#### [Extracted material]
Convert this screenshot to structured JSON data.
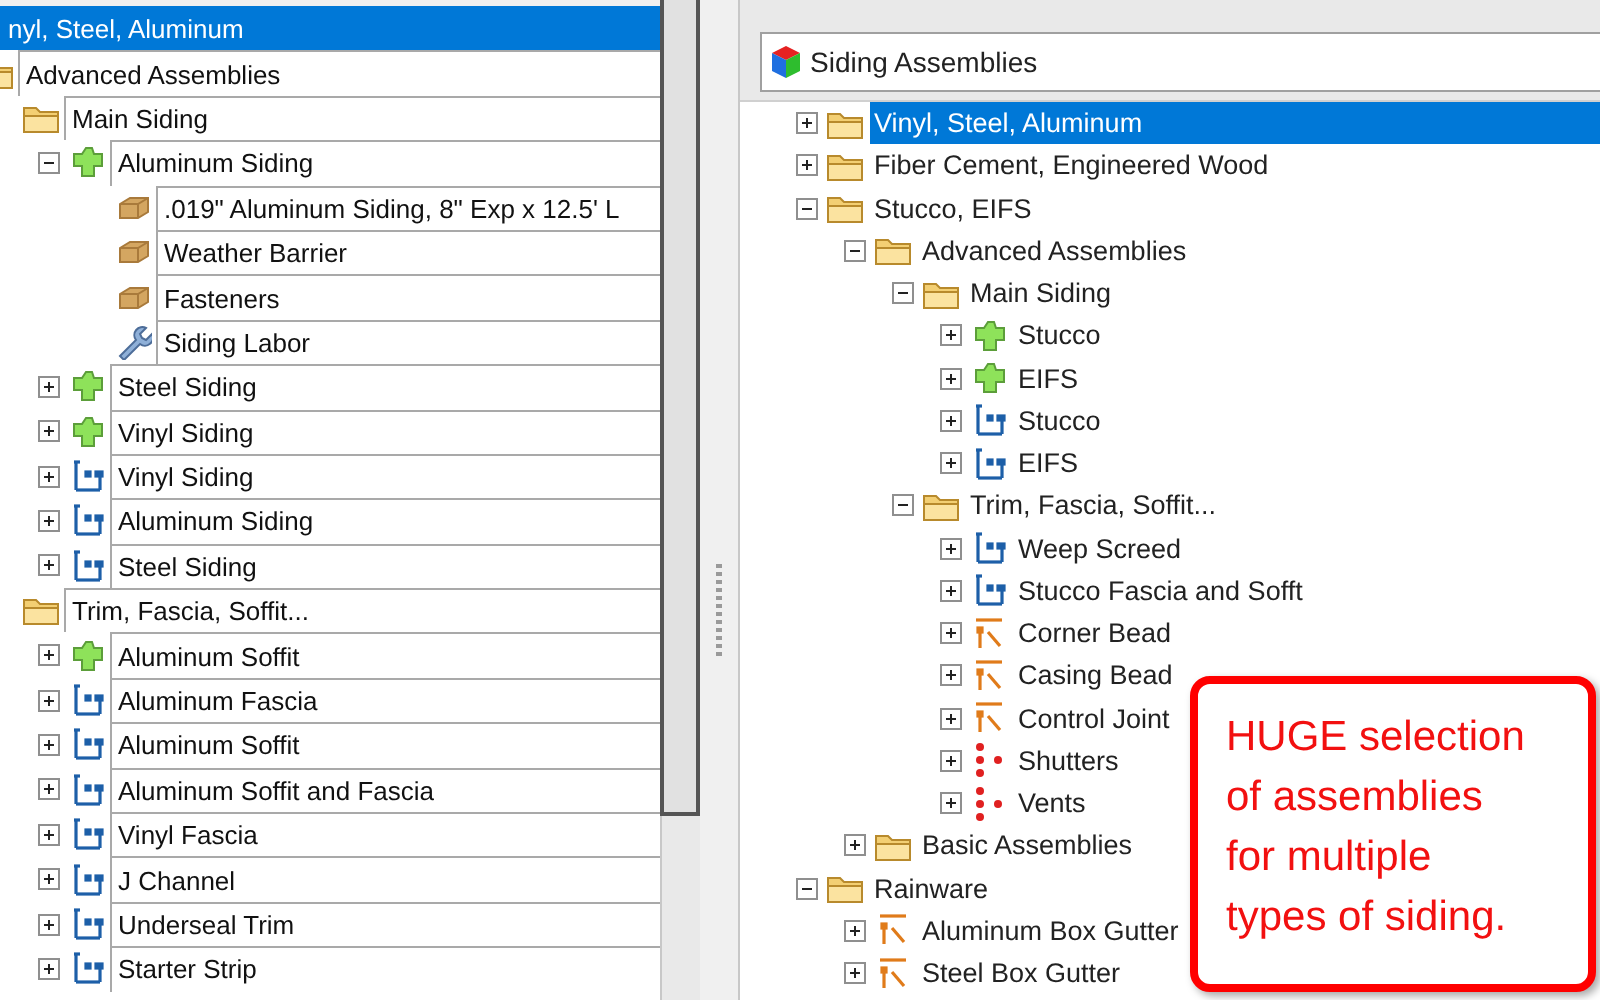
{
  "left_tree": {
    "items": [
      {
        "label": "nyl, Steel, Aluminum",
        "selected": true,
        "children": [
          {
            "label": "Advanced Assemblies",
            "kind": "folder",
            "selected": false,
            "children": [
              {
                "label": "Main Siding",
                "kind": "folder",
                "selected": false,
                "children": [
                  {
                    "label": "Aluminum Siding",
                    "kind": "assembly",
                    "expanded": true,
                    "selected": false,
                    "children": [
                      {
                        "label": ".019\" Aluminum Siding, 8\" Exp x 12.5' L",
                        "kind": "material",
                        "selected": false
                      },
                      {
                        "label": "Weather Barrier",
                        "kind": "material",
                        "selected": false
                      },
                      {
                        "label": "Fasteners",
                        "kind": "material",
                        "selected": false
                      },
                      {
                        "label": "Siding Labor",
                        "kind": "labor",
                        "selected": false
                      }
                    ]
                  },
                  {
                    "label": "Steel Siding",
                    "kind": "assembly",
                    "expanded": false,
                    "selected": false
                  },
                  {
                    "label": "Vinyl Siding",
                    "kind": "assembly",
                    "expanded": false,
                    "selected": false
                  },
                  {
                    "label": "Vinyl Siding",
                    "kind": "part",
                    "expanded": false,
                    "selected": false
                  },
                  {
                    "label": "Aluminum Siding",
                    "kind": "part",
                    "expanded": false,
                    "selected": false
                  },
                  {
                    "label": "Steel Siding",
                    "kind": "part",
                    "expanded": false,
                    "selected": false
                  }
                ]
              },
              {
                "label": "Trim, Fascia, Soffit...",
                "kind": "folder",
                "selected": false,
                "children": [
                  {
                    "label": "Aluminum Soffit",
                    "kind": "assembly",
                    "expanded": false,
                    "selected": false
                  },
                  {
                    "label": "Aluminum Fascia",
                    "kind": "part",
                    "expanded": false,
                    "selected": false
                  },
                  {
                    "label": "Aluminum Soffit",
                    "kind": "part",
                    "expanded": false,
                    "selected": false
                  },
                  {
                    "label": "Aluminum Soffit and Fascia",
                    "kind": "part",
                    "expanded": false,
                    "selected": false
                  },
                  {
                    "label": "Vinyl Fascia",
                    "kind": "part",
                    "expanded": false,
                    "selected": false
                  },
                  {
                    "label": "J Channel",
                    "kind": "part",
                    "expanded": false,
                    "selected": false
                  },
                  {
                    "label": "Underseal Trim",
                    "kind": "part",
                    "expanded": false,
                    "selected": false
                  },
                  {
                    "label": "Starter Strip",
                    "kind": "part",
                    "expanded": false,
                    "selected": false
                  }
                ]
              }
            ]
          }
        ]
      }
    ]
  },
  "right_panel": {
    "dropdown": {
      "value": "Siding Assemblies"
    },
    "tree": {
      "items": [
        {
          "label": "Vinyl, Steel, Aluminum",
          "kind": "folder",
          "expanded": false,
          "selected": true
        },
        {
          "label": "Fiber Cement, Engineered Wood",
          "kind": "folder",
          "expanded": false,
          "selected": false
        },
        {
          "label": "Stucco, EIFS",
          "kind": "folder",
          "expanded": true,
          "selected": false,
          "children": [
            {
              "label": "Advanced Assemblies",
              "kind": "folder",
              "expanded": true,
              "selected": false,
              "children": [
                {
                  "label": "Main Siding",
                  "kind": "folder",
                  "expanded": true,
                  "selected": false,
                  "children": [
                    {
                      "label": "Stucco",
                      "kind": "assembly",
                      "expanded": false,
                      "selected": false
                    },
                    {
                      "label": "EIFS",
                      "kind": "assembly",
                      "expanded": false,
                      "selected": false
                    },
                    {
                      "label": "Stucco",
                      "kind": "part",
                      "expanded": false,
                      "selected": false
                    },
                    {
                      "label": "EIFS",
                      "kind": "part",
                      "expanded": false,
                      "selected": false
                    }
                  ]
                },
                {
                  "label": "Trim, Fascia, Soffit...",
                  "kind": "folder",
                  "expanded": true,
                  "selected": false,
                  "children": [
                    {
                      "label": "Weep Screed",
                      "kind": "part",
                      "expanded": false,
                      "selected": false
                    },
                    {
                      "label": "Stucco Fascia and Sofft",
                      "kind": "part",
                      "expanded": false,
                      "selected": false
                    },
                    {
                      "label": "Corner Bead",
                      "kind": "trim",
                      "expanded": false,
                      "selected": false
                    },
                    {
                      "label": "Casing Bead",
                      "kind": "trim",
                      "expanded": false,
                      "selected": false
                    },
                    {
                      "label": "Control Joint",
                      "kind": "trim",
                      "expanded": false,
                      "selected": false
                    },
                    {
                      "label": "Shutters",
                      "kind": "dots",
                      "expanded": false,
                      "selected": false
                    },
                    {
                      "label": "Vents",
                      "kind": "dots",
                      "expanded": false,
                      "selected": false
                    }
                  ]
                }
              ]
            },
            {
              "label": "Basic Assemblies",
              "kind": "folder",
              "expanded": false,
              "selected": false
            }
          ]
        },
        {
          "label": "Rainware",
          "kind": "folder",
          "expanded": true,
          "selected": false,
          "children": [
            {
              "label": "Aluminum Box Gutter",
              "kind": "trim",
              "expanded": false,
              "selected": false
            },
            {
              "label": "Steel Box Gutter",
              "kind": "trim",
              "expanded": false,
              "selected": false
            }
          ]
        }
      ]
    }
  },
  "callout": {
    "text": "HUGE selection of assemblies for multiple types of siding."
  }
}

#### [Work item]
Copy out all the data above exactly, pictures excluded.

#### [Task output]
Convert this screenshot to structured JSON data.
{
  "left_tree": {
    "items": [
      {
        "label": "nyl, Steel, Aluminum",
        "selected": true,
        "children": [
          {
            "label": "Advanced Assemblies",
            "kind": "folder",
            "selected": false,
            "children": [
              {
                "label": "Main Siding",
                "kind": "folder",
                "selected": false,
                "children": [
                  {
                    "label": "Aluminum Siding",
                    "kind": "assembly",
                    "expanded": true,
                    "selected": false,
                    "children": [
                      {
                        "label": ".019\" Aluminum Siding, 8\" Exp x 12.5' L",
                        "kind": "material",
                        "selected": false
                      },
                      {
                        "label": "Weather Barrier",
                        "kind": "material",
                        "selected": false
                      },
                      {
                        "label": "Fasteners",
                        "kind": "material",
                        "selected": false
                      },
                      {
                        "label": "Siding Labor",
                        "kind": "labor",
                        "selected": false
                      }
                    ]
                  },
                  {
                    "label": "Steel Siding",
                    "kind": "assembly",
                    "expanded": false,
                    "selected": false
                  },
                  {
                    "label": "Vinyl Siding",
                    "kind": "assembly",
                    "expanded": false,
                    "selected": false
                  },
                  {
                    "label": "Vinyl Siding",
                    "kind": "part",
                    "expanded": false,
                    "selected": false
                  },
                  {
                    "label": "Aluminum Siding",
                    "kind": "part",
                    "expanded": false,
                    "selected": false
                  },
                  {
                    "label": "Steel Siding",
                    "kind": "part",
                    "expanded": false,
                    "selected": false
                  }
                ]
              },
              {
                "label": "Trim, Fascia, Soffit...",
                "kind": "folder",
                "selected": false,
                "children": [
                  {
                    "label": "Aluminum Soffit",
                    "kind": "assembly",
                    "expanded": false,
                    "selected": false
                  },
                  {
                    "label": "Aluminum Fascia",
                    "kind": "part",
                    "expanded": false,
                    "selected": false
                  },
                  {
                    "label": "Aluminum Soffit",
                    "kind": "part",
                    "expanded": false,
                    "selected": false
                  },
                  {
                    "label": "Aluminum Soffit and Fascia",
                    "kind": "part",
                    "expanded": false,
                    "selected": false
                  },
                  {
                    "label": "Vinyl Fascia",
                    "kind": "part",
                    "expanded": false,
                    "selected": false
                  },
                  {
                    "label": "J Channel",
                    "kind": "part",
                    "expanded": false,
                    "selected": false
                  },
                  {
                    "label": "Underseal Trim",
                    "kind": "part",
                    "expanded": false,
                    "selected": false
                  },
                  {
                    "label": "Starter Strip",
                    "kind": "part",
                    "expanded": false,
                    "selected": false
                  }
                ]
              }
            ]
          }
        ]
      }
    ]
  },
  "right_panel": {
    "dropdown": {
      "value": "Siding Assemblies"
    },
    "tree": {
      "items": [
        {
          "label": "Vinyl, Steel, Aluminum",
          "kind": "folder",
          "expanded": false,
          "selected": true
        },
        {
          "label": "Fiber Cement, Engineered Wood",
          "kind": "folder",
          "expanded": false,
          "selected": false
        },
        {
          "label": "Stucco, EIFS",
          "kind": "folder",
          "expanded": true,
          "selected": false,
          "children": [
            {
              "label": "Advanced Assemblies",
              "kind": "folder",
              "expanded": true,
              "selected": false,
              "children": [
                {
                  "label": "Main Siding",
                  "kind": "folder",
                  "expanded": true,
                  "selected": false,
                  "children": [
                    {
                      "label": "Stucco",
                      "kind": "assembly",
                      "expanded": false,
                      "selected": false
                    },
                    {
                      "label": "EIFS",
                      "kind": "assembly",
                      "expanded": false,
                      "selected": false
                    },
                    {
                      "label": "Stucco",
                      "kind": "part",
                      "expanded": false,
                      "selected": false
                    },
                    {
                      "label": "EIFS",
                      "kind": "part",
                      "expanded": false,
                      "selected": false
                    }
                  ]
                },
                {
                  "label": "Trim, Fascia, Soffit...",
                  "kind": "folder",
                  "expanded": true,
                  "selected": false,
                  "children": [
                    {
                      "label": "Weep Screed",
                      "kind": "part",
                      "expanded": false,
                      "selected": false
                    },
                    {
                      "label": "Stucco Fascia and Sofft",
                      "kind": "part",
                      "expanded": false,
                      "selected": false
                    },
                    {
                      "label": "Corner Bead",
                      "kind": "trim",
                      "expanded": false,
                      "selected": false
                    },
                    {
                      "label": "Casing Bead",
                      "kind": "trim",
                      "expanded": false,
                      "selected": false
                    },
                    {
                      "label": "Control Joint",
                      "kind": "trim",
                      "expanded": false,
                      "selected": false
                    },
                    {
                      "label": "Shutters",
                      "kind": "dots",
                      "expanded": false,
                      "selected": false
                    },
                    {
                      "label": "Vents",
                      "kind": "dots",
                      "expanded": false,
                      "selected": false
                    }
                  ]
                }
              ]
            },
            {
              "label": "Basic Assemblies",
              "kind": "folder",
              "expanded": false,
              "selected": false
            }
          ]
        },
        {
          "label": "Rainware",
          "kind": "folder",
          "expanded": true,
          "selected": false,
          "children": [
            {
              "label": "Aluminum Box Gutter",
              "kind": "trim",
              "expanded": false,
              "selected": false
            },
            {
              "label": "Steel Box Gutter",
              "kind": "trim",
              "expanded": false,
              "selected": false
            }
          ]
        }
      ]
    }
  },
  "callout": {
    "text": "HUGE selection of assemblies for multiple types of siding."
  }
}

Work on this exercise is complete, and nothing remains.